7 September 2010

Biennale Review

'The first decade of the 21st century is ending in a succession of radical changes. In this context of rapid evolution, can architecture be the mouthpiece for new values and modern lifestyles? The 2010 Biennale is the opportunity to test architecture's numerous possibilities and to account for its plurality of approaches. Every one of its orientations relates to a different way of living.'

Director Kazuyo Sejima's statement - by the way the first woman to direct the Architecture Biennale - resulted in the less pretentious 12th International Architecture Exhibition in the absence of 'Lynnadids'.
In the previous editions of the exhibition the vast and beautiful spaces of the Corderie dell'Arsenale used to act as a mere background for sculptures of 'Star-Architects'. This year the installations refer directly to their sourrounding and create a series of diverse and interesting spaces. Probably the most beautiful and definitely the most poetic of these spaces is Matthias Schuler's (Transsolar) and Tetsuo Kundo's Cloudscape.
An artificial cloud hanging between the columns which could be gradually experienced through a lightweight spiral ramp. You enter the cloud from cool and dry climate underneath until the cloud fully embraces you. When reaching the top the climate gets warm and dry and sight becomes clear. The cloud is generated through different pressures of air.::image source

Canadian artist Janet Cardiff's sound installation 'The Forty Part Motet' is intangible. In the early modern hall under the wooden pitched-roof a choral of Thomas Tallis (1514-1585) hangs in the air. 8 x 5 speakers - arranged in an ellipse - distribute Tallis' 'Spem in alium'. Forty vocal scores expand the space and create a touching experience of the space.
Both installations deal strongly with the experience of space and its physiological and psychological impact on the human body.

The second main exhibition at the Palazzo del Esposizioni as well showed a heterogeneous overview of contemporary architecture production. Next to known offices from Japan like Atelier Bow Wow, Sejima's SANAA and Toyo Ito Biennale proved Aranda/Lasch as well as many young practices showed their conceptual approaches - few of them really outstanding but as a whole a highly informative cross-section.
Most intriguing was OMA's mini exhibition on Preservation. With the theme of CRONOCAOS, ::OMA/AMO, 'Preservation', exhibition view

OMA explores the wrenching simultaneity of preservation and destruction, which is destroying any sense of a linear evolution of time - an intelligent and critical debate on preservation. Additionally their new project for Venice's Palazzo Tedeschi which is to be converted to a shopping mall/cultural center was shown to the public for the first time.

Many of the pavillons of the participating nations were dealing with the theme 'People meet in Architecture'. Outstanding: the Netherlands, the winner of the Golden Lion Bahrain, Japan on the 50th anniversary of Metabolism, Canada, Croatia with their floating Pavillon.

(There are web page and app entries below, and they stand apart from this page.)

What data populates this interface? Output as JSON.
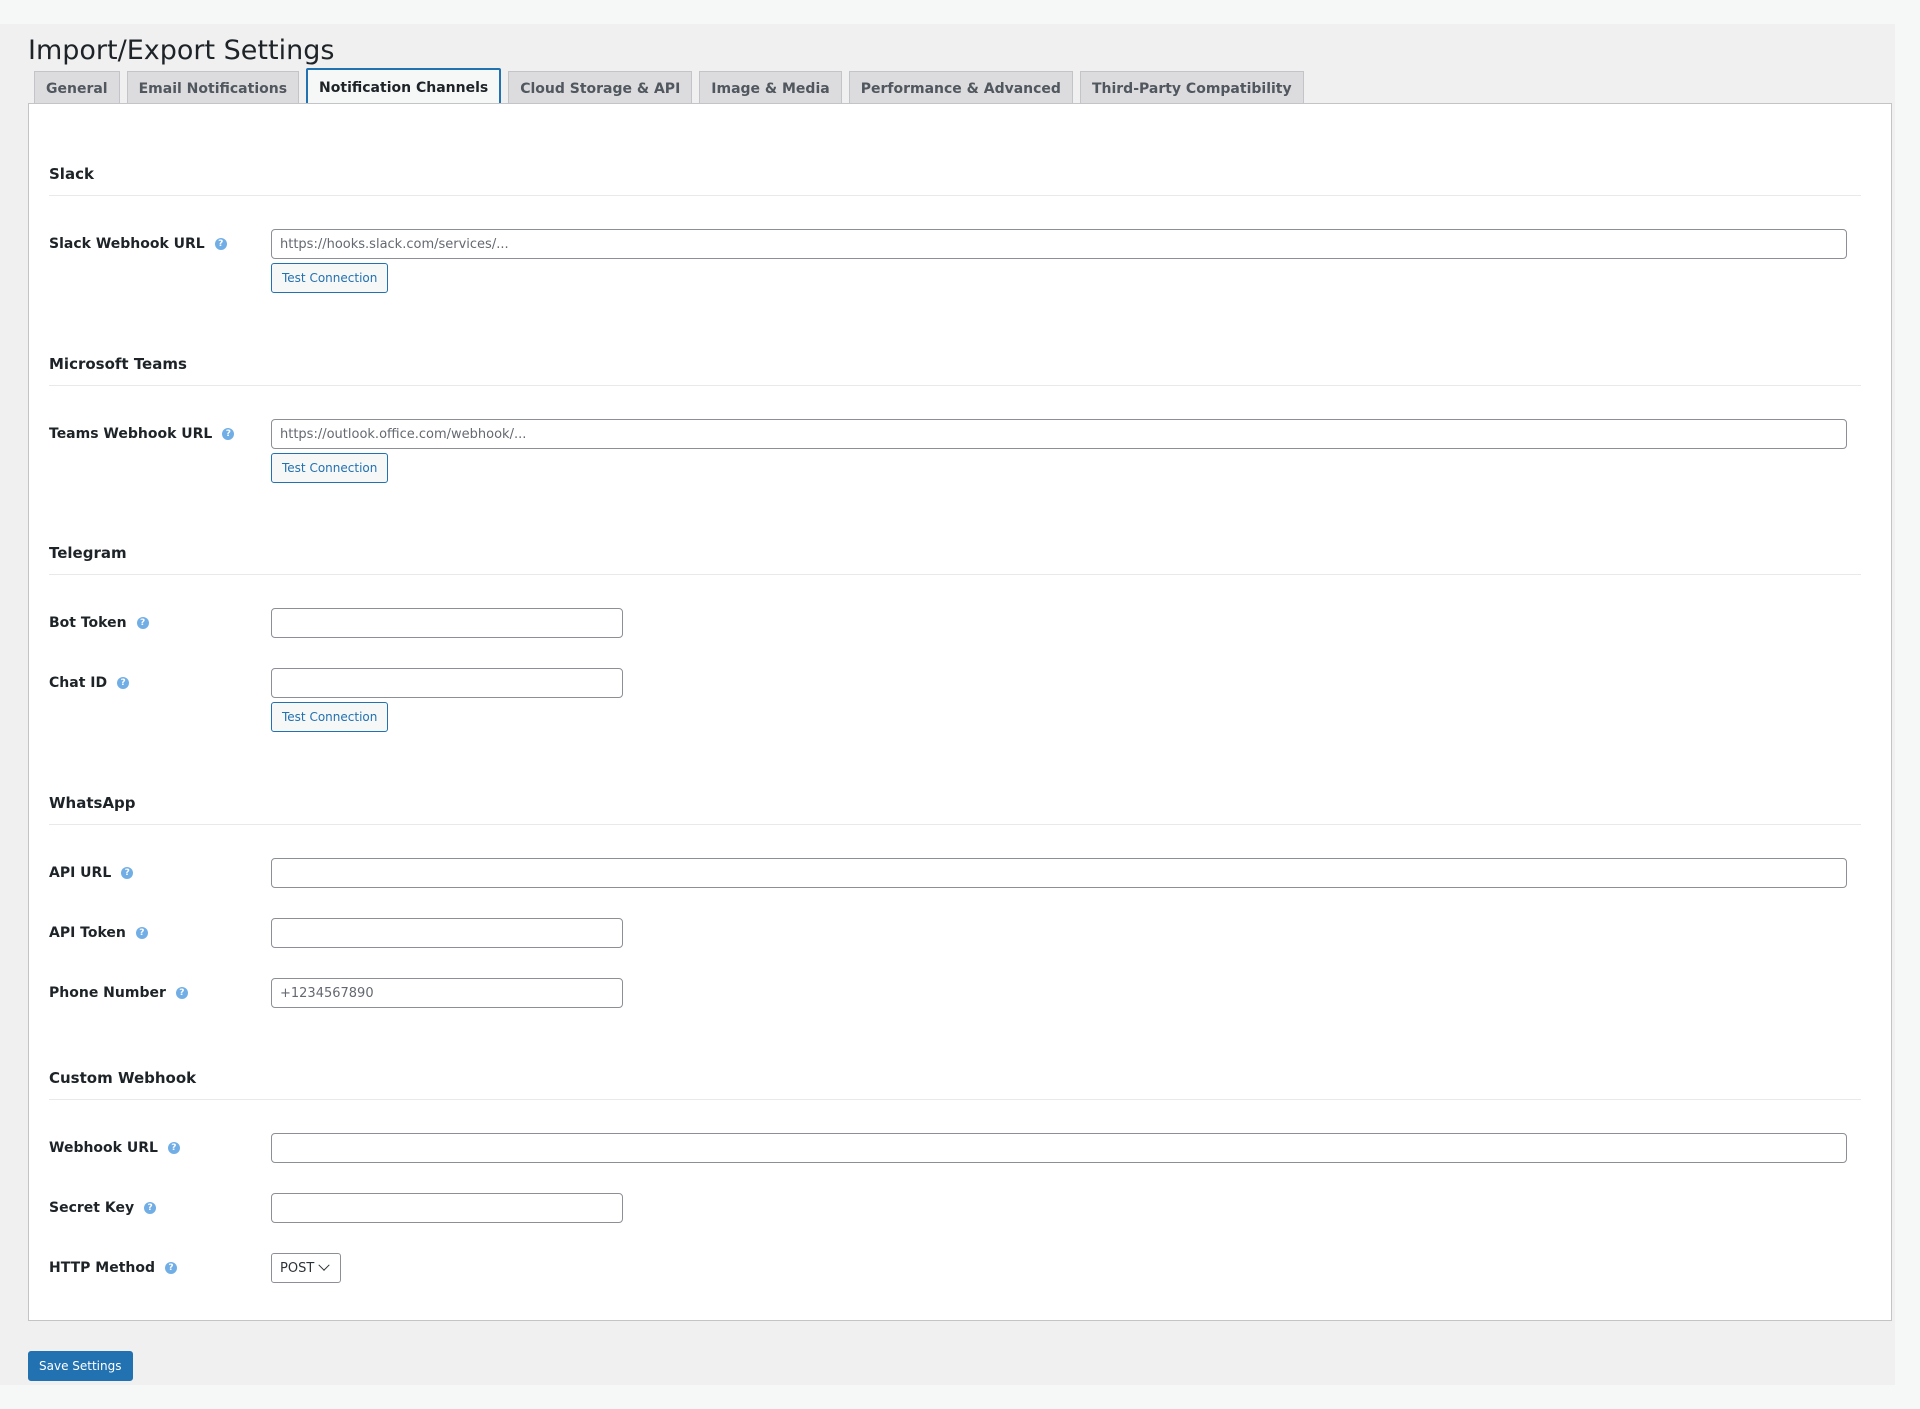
{
  "page": {
    "title": "Import/Export Settings"
  },
  "tabs": [
    {
      "label": "General",
      "active": false
    },
    {
      "label": "Email Notifications",
      "active": false
    },
    {
      "label": "Notification Channels",
      "active": true
    },
    {
      "label": "Cloud Storage & API",
      "active": false
    },
    {
      "label": "Image & Media",
      "active": false
    },
    {
      "label": "Performance & Advanced",
      "active": false
    },
    {
      "label": "Third-Party Compatibility",
      "active": false
    }
  ],
  "sections": {
    "slack": {
      "title": "Slack",
      "webhook_label": "Slack Webhook URL",
      "webhook_placeholder": "https://hooks.slack.com/services/...",
      "webhook_value": "",
      "test_label": "Test Connection"
    },
    "teams": {
      "title": "Microsoft Teams",
      "webhook_label": "Teams Webhook URL",
      "webhook_placeholder": "https://outlook.office.com/webhook/...",
      "webhook_value": "",
      "test_label": "Test Connection"
    },
    "telegram": {
      "title": "Telegram",
      "bot_token_label": "Bot Token",
      "bot_token_value": "",
      "chat_id_label": "Chat ID",
      "chat_id_value": "",
      "test_label": "Test Connection"
    },
    "whatsapp": {
      "title": "WhatsApp",
      "api_url_label": "API URL",
      "api_url_value": "",
      "api_token_label": "API Token",
      "api_token_value": "",
      "phone_label": "Phone Number",
      "phone_placeholder": "+1234567890",
      "phone_value": ""
    },
    "custom_webhook": {
      "title": "Custom Webhook",
      "url_label": "Webhook URL",
      "url_value": "",
      "secret_label": "Secret Key",
      "secret_value": "",
      "method_label": "HTTP Method",
      "method_selected": "POST"
    }
  },
  "footer": {
    "save_label": "Save Settings"
  },
  "icons": {
    "help": "help-icon",
    "dropdown": "chevron-down-icon"
  },
  "colors": {
    "accent": "#2271b1",
    "help_icon": "#72aee6",
    "background": "#f0f0f1",
    "panel": "#ffffff"
  }
}
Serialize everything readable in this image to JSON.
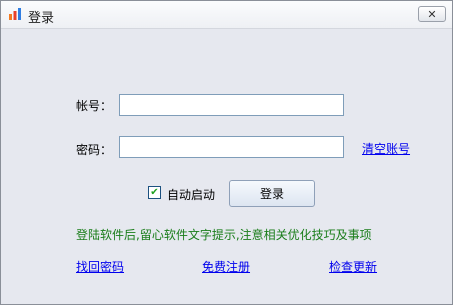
{
  "window": {
    "title": "登录",
    "close_label": "✕"
  },
  "form": {
    "account_label": "帐号：",
    "account_value": "",
    "password_label": "密码：",
    "password_value": "",
    "clear_account_link": "清空账号",
    "auto_start_label": "自动启动",
    "auto_start_checked": true,
    "login_button": "登录"
  },
  "hint_text": "登陆软件后,留心软件文字提示,注意相关优化技巧及事项",
  "footer_links": {
    "retrieve_password": "找回密码",
    "free_register": "免费注册",
    "check_update": "检查更新"
  },
  "colors": {
    "hint": "#1a7d1a",
    "link": "#0000ee"
  }
}
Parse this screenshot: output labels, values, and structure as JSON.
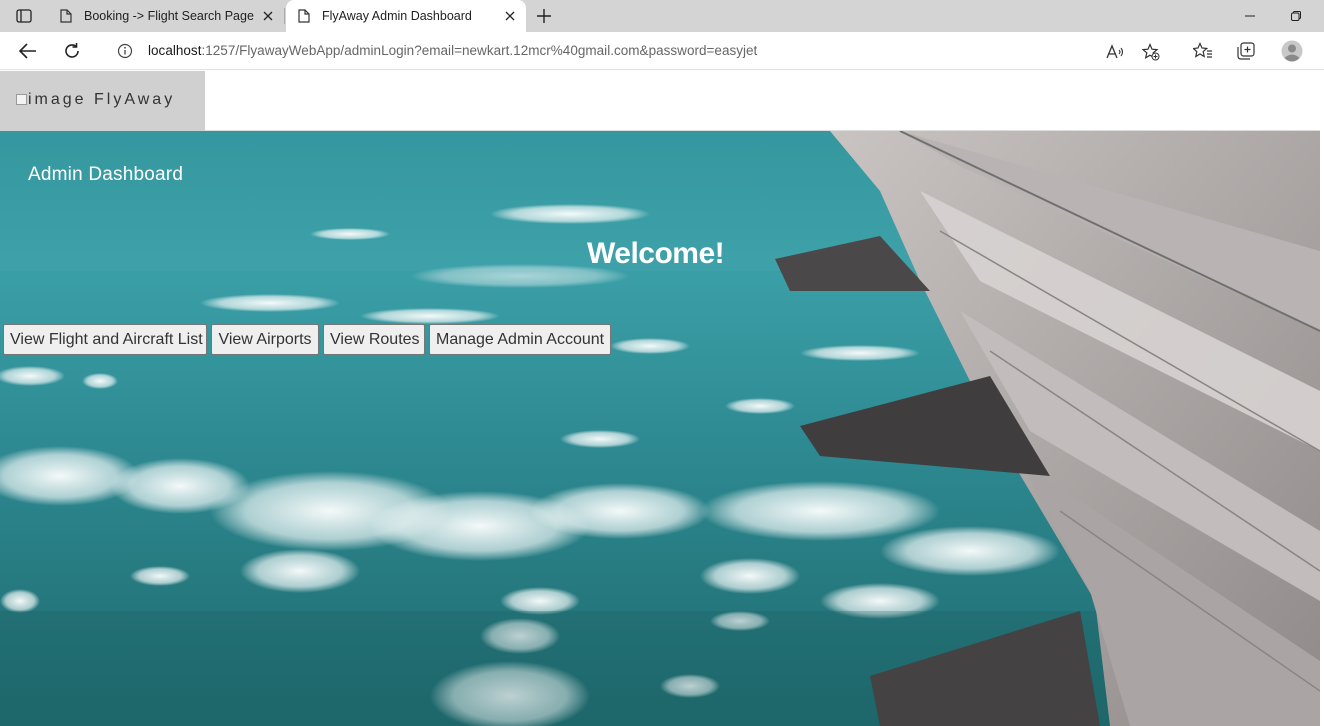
{
  "browser": {
    "tabs": [
      {
        "title": "Booking -> Flight Search Page",
        "active": false
      },
      {
        "title": "FlyAway Admin Dashboard",
        "active": true
      }
    ],
    "url": {
      "host": "localhost",
      "rest": ":1257/FlyawayWebApp/adminLogin?email=newkart.12mcr%40gmail.com&password=easyjet"
    },
    "icons": [
      "tab-actions-icon",
      "page-icon",
      "close-icon",
      "new-tab-icon",
      "minimize-icon",
      "restore-icon",
      "back-icon",
      "refresh-icon",
      "info-icon",
      "read-aloud-icon",
      "add-favorite-icon",
      "favorites-icon",
      "collections-icon",
      "profile-icon"
    ]
  },
  "site": {
    "brand_alt": "image",
    "brand_name": "FlyAway",
    "dashboard_title": "Admin Dashboard",
    "welcome": "Welcome!",
    "buttons": [
      {
        "label": "View Flight and Aircraft List"
      },
      {
        "label": "View Airports"
      },
      {
        "label": "View Routes"
      },
      {
        "label": "Manage Admin Account"
      }
    ]
  },
  "colors": {
    "tabbar_bg": "#d4d4d4",
    "sky_teal": "#2c9097",
    "button_bg": "#efefef",
    "button_border": "#767676",
    "brand_bg": "#d0d0d0"
  }
}
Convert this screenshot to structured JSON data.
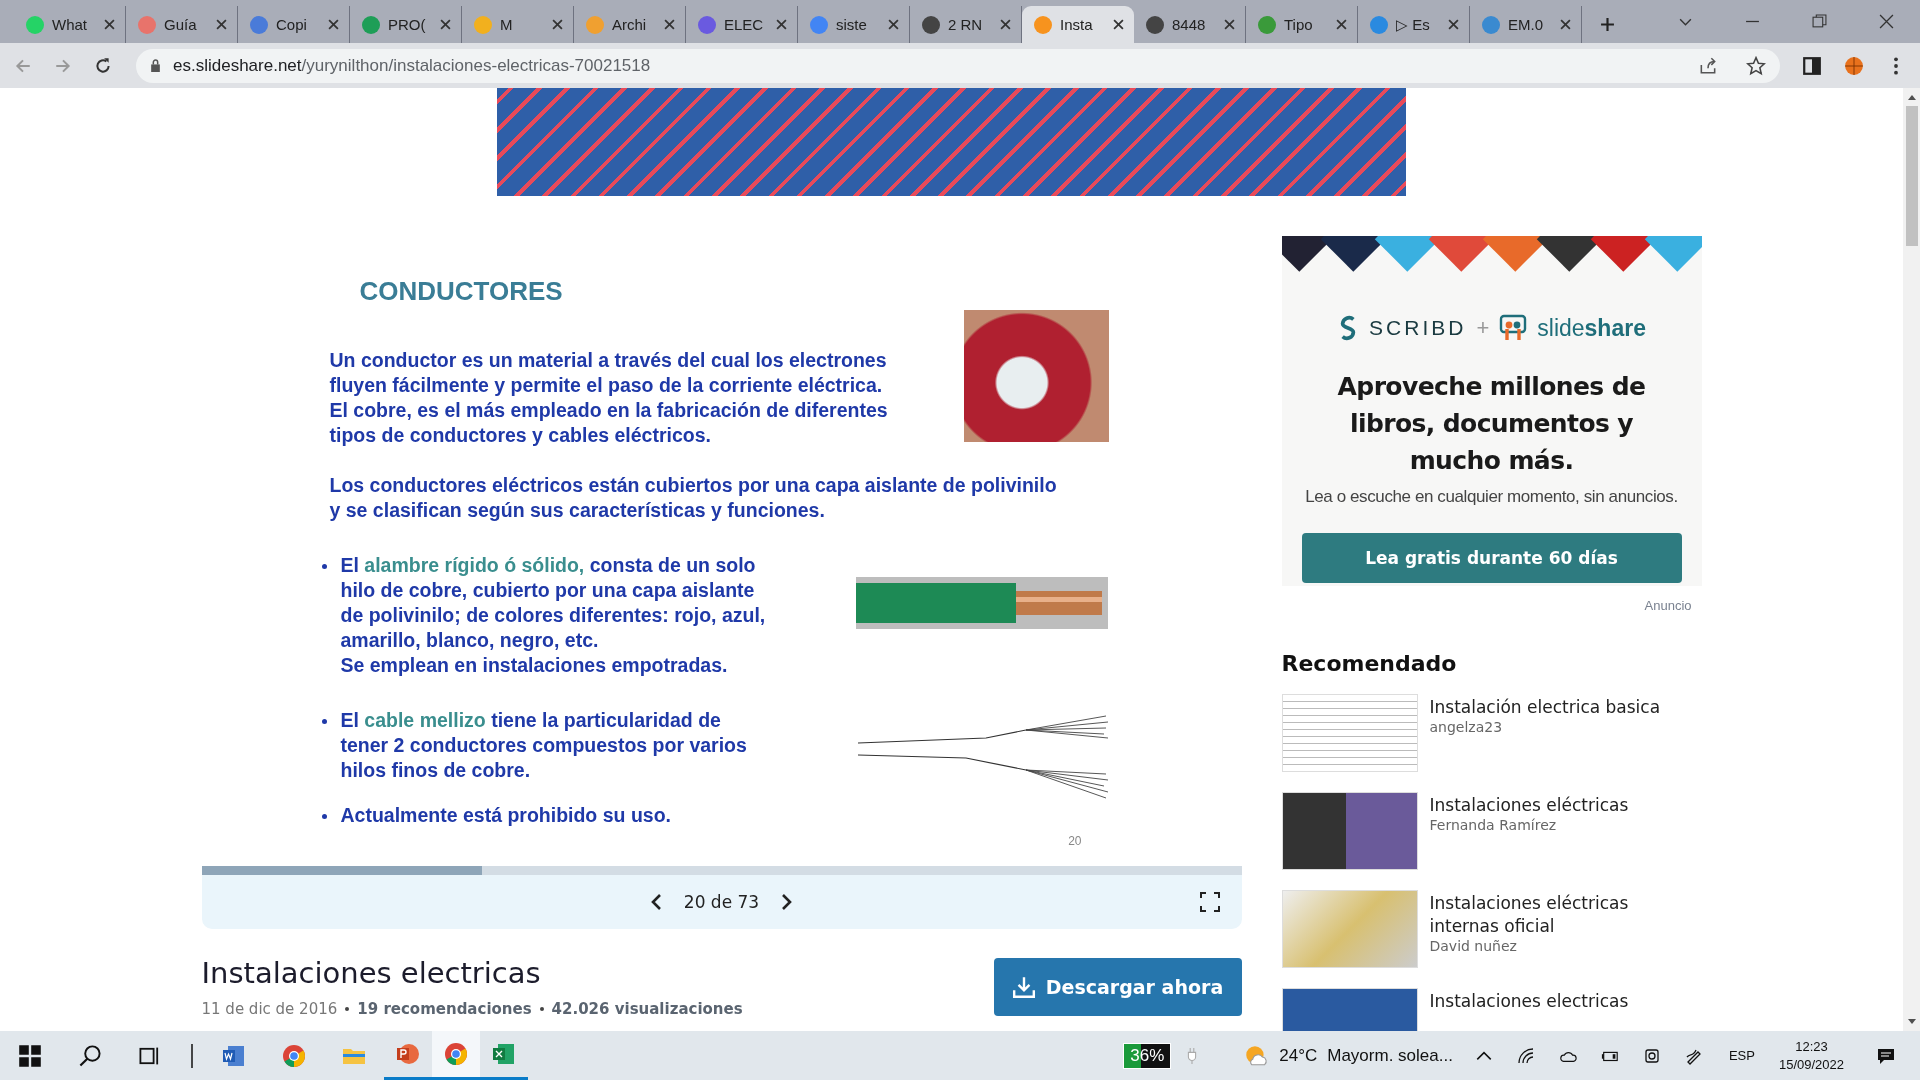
{
  "browser": {
    "tabs": [
      {
        "label": "What",
        "selected": false
      },
      {
        "label": "Guía",
        "selected": false
      },
      {
        "label": "Copi",
        "selected": false
      },
      {
        "label": "PRO(",
        "selected": false
      },
      {
        "label": "M",
        "selected": false
      },
      {
        "label": "Archi",
        "selected": false
      },
      {
        "label": "ELEC",
        "selected": false
      },
      {
        "label": "siste",
        "selected": false
      },
      {
        "label": "2 RN",
        "selected": false
      },
      {
        "label": "Insta",
        "selected": true
      },
      {
        "label": "8448",
        "selected": false
      },
      {
        "label": "Tipo",
        "selected": false
      },
      {
        "label": "▷ Es",
        "selected": false
      },
      {
        "label": "EM.0",
        "selected": false
      }
    ],
    "url": {
      "domain": "es.slideshare.net",
      "path": "/yurynilthon/instalaciones-electricas-70021518"
    }
  },
  "slide": {
    "title": "CONDUCTORES",
    "paragraphs": [
      "Un conductor es un material a través del cual los electrones\n fluyen fácilmente y permite el paso de la corriente eléctrica.\nEl cobre, es el más empleado en la fabricación de diferentes\ntipos de conductores y cables eléctricos.",
      "Los conductores eléctricos están cubiertos por una capa aislante de polivinilo\ny se clasifican según sus características y funciones."
    ],
    "bullets": [
      {
        "segments": [
          {
            "text": "El ",
            "highlight": false
          },
          {
            "text": "alambre rígido ó sólido,",
            "highlight": true
          },
          {
            "text": " consta de un solo\n hilo de  cobre, cubierto por una capa aislante\nde polivinilo; de colores diferentes: rojo, azul,\n amarillo, blanco, negro, etc.\n Se emplean en instalaciones empotradas.",
            "highlight": false
          }
        ]
      },
      {
        "segments": [
          {
            "text": "El  ",
            "highlight": false
          },
          {
            "text": "cable mellizo",
            "highlight": true
          },
          {
            "text": " tiene la particularidad de\ntener 2 conductores compuestos por varios\nhilos finos de cobre.",
            "highlight": false
          }
        ]
      },
      {
        "segments": [
          {
            "text": "Actualmente está prohibido su uso.",
            "highlight": false
          }
        ]
      }
    ],
    "page_number": "20"
  },
  "viewer": {
    "progress": {
      "level": 0.27
    },
    "counter": "20 de 73"
  },
  "document": {
    "title": "Instalaciones electricas",
    "date": "11 de dic de 2016",
    "recommendations": "19 recomendaciones",
    "views": "42.026 visualizaciones",
    "download_button": "Descargar ahora"
  },
  "sidebar": {
    "ad": {
      "brand_left": "SCRIBD",
      "plus": "+",
      "brand_right": "slide**share**",
      "headline": "Aproveche millones de libros, documentos y mucho más.",
      "subtitle": "Lea o escuche en cualquier momento, sin anuncios.",
      "button": "Lea gratis durante 60 días",
      "label": "Anuncio"
    },
    "recommended": {
      "heading": "Recomendado",
      "items": [
        {
          "title": "Instalación electrica basica",
          "author": "angelza23"
        },
        {
          "title": "Instalaciones eléctricas",
          "author": "Fernanda Ramírez"
        },
        {
          "title": "Instalaciones eléctricas internas oficial",
          "author": "David nuñez"
        },
        {
          "title": "Instalaciones electricas"
        }
      ]
    }
  },
  "taskbar": {
    "battery": "36%",
    "temperature": "24°C",
    "weather": "Mayorm. solea...",
    "language": "ESP",
    "time": "12:23",
    "date": "15/09/2022"
  }
}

:: The Netherlands on vacant spaces

:: Canadian Architect philip beesley's installation 'hylozoic ground'

:: Croatian floating pavillon, source

In summary it can be said that it is one of the most interesting yet heterogeneous architecture Biennales. An overview of alternative contemporary architecture without laying claim to completeness.

::all images by synchronictiy unless otherwise indicated